Assigned task: Whenever a line of the listing contains the string "text", return that line.

Raw data:

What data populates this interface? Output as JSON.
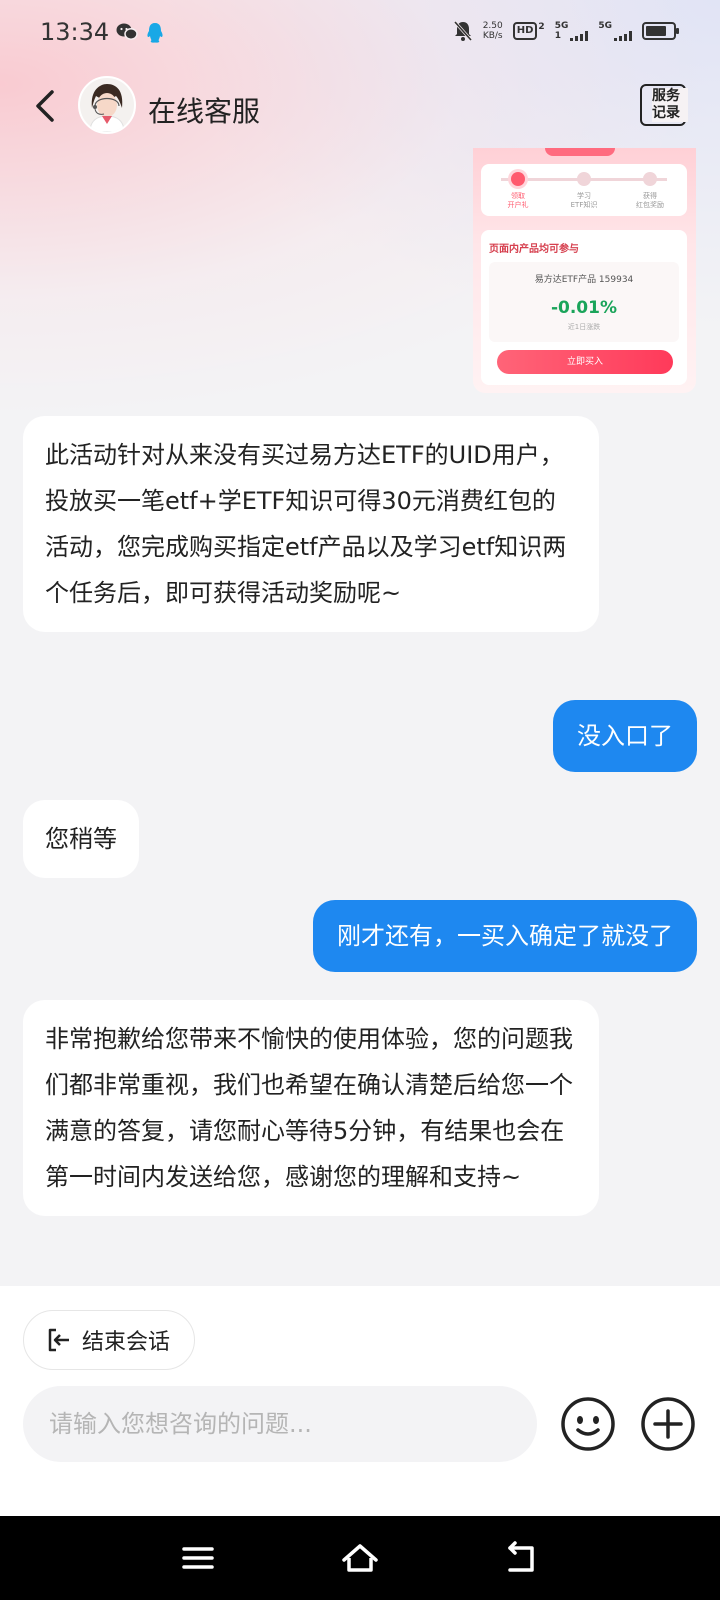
{
  "status_bar": {
    "time": "13:34",
    "net_speed_value": "2.50",
    "net_speed_unit": "KB/s",
    "hd_label": "HD",
    "hd_sim": "2",
    "sim1_network": "5G",
    "sim1_index": "1",
    "sim2_network": "5G"
  },
  "header": {
    "title": "在线客服",
    "service_record_label": "服务\n记录"
  },
  "messages": [
    {
      "side": "left",
      "text": "此活动针对从来没有买过易方达ETF的UID用户，投放买一笔etf+学ETF知识可得30元消费红包的活动，您完成购买指定etf产品以及学习etf知识两个任务后，即可获得活动奖励呢~"
    },
    {
      "side": "right",
      "text": "没入口了"
    },
    {
      "side": "left",
      "text": "您稍等"
    },
    {
      "side": "right",
      "text": "刚才还有，一买入确定了就没了"
    },
    {
      "side": "left",
      "text": "非常抱歉给您带来不愉快的使用体验，您的问题我们都非常重视，我们也希望在确认清楚后给您一个满意的答复，请您耐心等待5分钟，有结果也会在第一时间内发送给您，感谢您的理解和支持~"
    }
  ],
  "image_card": {
    "step1": "领取\n开户礼",
    "step2": "学习\nETF知识",
    "step3": "获得\n红包奖励",
    "panel_title": "页面内产品均可参与",
    "product_name": "易方达ETF产品 159934",
    "product_pct": "-0.01%",
    "product_sub": "近1日涨跌",
    "buy_label": "立即买入"
  },
  "bottom": {
    "end_session_label": "结束会话",
    "input_placeholder": "请输入您想咨询的问题...",
    "input_value": ""
  },
  "colors": {
    "accent_blue": "#1e88f0",
    "background": "#f3f3f5"
  }
}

Output of the task:
      "text": "此活动针对从来没有买过易方达ETF的UID用户，投放买一笔etf+学ETF知识可得30元消费红包的活动，您完成购买指定etf产品以及学习etf知识两个任务后，即可获得活动奖励呢~"
      "text": "没入口了"
      "text": "您稍等"
      "text": "刚才还有，一买入确定了就没了"
      "text": "非常抱歉给您带来不愉快的使用体验，您的问题我们都非常重视，我们也希望在确认清楚后给您一个满意的答复，请您耐心等待5分钟，有结果也会在第一时间内发送给您，感谢您的理解和支持~"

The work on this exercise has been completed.